Copeland Furniture’s wood is sourced from the American Northern Forest, mostly within 500 miles of its manufacturing facility, drastically reducing transport energy costs. This and other sustainability measures the company has undertaken have resulted in a number of prestigious awards. Not satisfied to rest there, Copeland Furniture uses a GREENGUARD Certified varnish as its standard default finish on all furniture designs, which delivers low chemical emissions. The factory in Bradford, Vermont, is powered by three acres of solar panels that make up about two-thirds the company’s electricity needs and offsets hundreds of thousands of pounds of carbon emissions each year. Copeland continues to innovate with packaging improvements, recycling and even heating the building with its own manufacturing waste to reduce dependence on foreign oil.
View Designs by Copeland Furniture

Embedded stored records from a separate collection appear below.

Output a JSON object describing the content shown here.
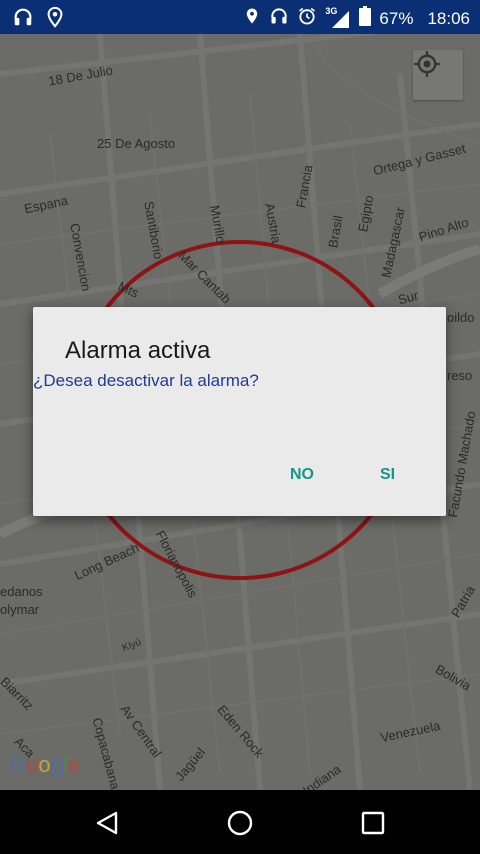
{
  "status_bar": {
    "left_icons": [
      "headphones-icon",
      "location-pin-icon"
    ],
    "right_icons": [
      "location-icon",
      "headphones-icon",
      "alarm-icon",
      "signal-3g-icon",
      "battery-icon"
    ],
    "network": "3G",
    "battery": "67%",
    "time": "18:06"
  },
  "map": {
    "streets": [
      {
        "id": "18-de-julio",
        "text": "18 De Julio"
      },
      {
        "id": "25-de-agosto",
        "text": "25 De Agosto"
      },
      {
        "id": "ortega-y-gasset",
        "text": "Ortega y Gasset"
      },
      {
        "id": "espana",
        "text": "Espana"
      },
      {
        "id": "convencion",
        "text": "Convencion"
      },
      {
        "id": "santiborio",
        "text": "Santiborio"
      },
      {
        "id": "murillo",
        "text": "Murillo"
      },
      {
        "id": "austria",
        "text": "Austria"
      },
      {
        "id": "francia",
        "text": "Francia"
      },
      {
        "id": "brasil",
        "text": "Brasil"
      },
      {
        "id": "egipto",
        "text": "Egipto"
      },
      {
        "id": "madagascar",
        "text": "Madagascar"
      },
      {
        "id": "pino-alto",
        "text": "Pino Alto"
      },
      {
        "id": "mar-cantab",
        "text": "Mar Cantab"
      },
      {
        "id": "mts",
        "text": "Mts"
      },
      {
        "id": "sur",
        "text": "Sur"
      },
      {
        "id": "bildo",
        "text": "oildo"
      },
      {
        "id": "reso",
        "text": "reso"
      },
      {
        "id": "facundo-machado",
        "text": "Facundo Machado"
      },
      {
        "id": "long-beach",
        "text": "Long Beach"
      },
      {
        "id": "florianopolis",
        "text": "Florianopolis"
      },
      {
        "id": "edanos",
        "text": "edanos"
      },
      {
        "id": "olymar",
        "text": "olymar"
      },
      {
        "id": "kiyu",
        "text": "Kiyú"
      },
      {
        "id": "biarritz",
        "text": "Biarritz"
      },
      {
        "id": "av-central",
        "text": "Av Central"
      },
      {
        "id": "eden-rock",
        "text": "Eden Rock"
      },
      {
        "id": "copacabana",
        "text": "Copacabana"
      },
      {
        "id": "jaguel",
        "text": "Jagüel"
      },
      {
        "id": "acapulco",
        "text": "Aca"
      },
      {
        "id": "indiana",
        "text": "Indiana"
      },
      {
        "id": "venezuela",
        "text": "Venezuela"
      },
      {
        "id": "bolivia",
        "text": "Bolivia"
      },
      {
        "id": "patria",
        "text": "Patria"
      }
    ],
    "geofence_color": "#8e1313",
    "locate_button": "my-location-icon",
    "attribution": "Google"
  },
  "dialog": {
    "title": "Alarma activa",
    "message": "¿Desea desactivar la alarma?",
    "negative": "NO",
    "positive": "SI",
    "accent": "#15968a"
  },
  "nav_bar": {
    "buttons": [
      "back-icon",
      "home-icon",
      "recents-icon"
    ]
  }
}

Perhaps the original recycled, recyclable chair is Emeco’s Navy Chair, originally crafted from aluminum in 1944 to stand up to a wartime environment. Aluminum loses almost nothing in being broken down and reworked, so it’s one of the most sustainable materials on the planet; plus, recycling scrap aluminum keeps it out of landfills. Later iterations saw a partnership with Coca-Cola to recycle plastic waste into seating, followed by a solid wood iteration crafted by Amish woodworkers from sustainably managed forests. Emeco wasn’t stopping there, however, and turned to its carbon footprint to do even more for the environment: Emeco packaging is made from recycled cardboard and other materials. Transport and energy use are also factored into the company’s carbon-footprint bottom line, as well as its overarching philosophy to do more with less.
High-density polyethylene is abundant in the United States, and it’s from this mouthful that Loll Designs creates its durable and fashionable outdoor furniture designs. A simpler way to think of this material is as easy as opening up your fridge: Loll Designs furniture is made mostly out of recycled single-use plastic milk jugs. The company estimates about eight milk jugs go into each pound of weight in any given Loll chair. The material that’s made from these milk jugs is recyclable in itself, and the color is extruded in manufacturing so there’s no paint or finish to chip off or even fade much. On top of that, Loll donates 1% of gross sales from the Lollygagger collection to environmental charities.
The tech throne of the 2000s has gotten a material update in the Aeron Office Chair‘s latest iteration. This pioneering feat of ergonomics now uses ocean-bound plastics in its body, helping to divert tons of waste from the environment each year. It’s still the supremely comfortable and adjustable task chair with an even more environmentally friendly twist.
The design may be from 1955, but the execution is totally 21st-century. Meet the Ocean series by Mater, crafted from recycled fishnets and hard plastic fished from the ocean. Each chair uses 960 grams (about 2 lbs) of ocean plastic waste. In its facility in Denmark, Mater cleans and shreds used fishing nets which are then processed into pellets, melted and injection-moulded to create the slats on Ocean chairs and tables. The frame is pure steel, and each iteration is designed to be easy to break down into its components for repurposing or recycling if needed.
These brands and many others are helping contribute to solutions in a world increasingly concerned with environmental impacts and sustainability. Good design that’s better for the planet is a win for everyone.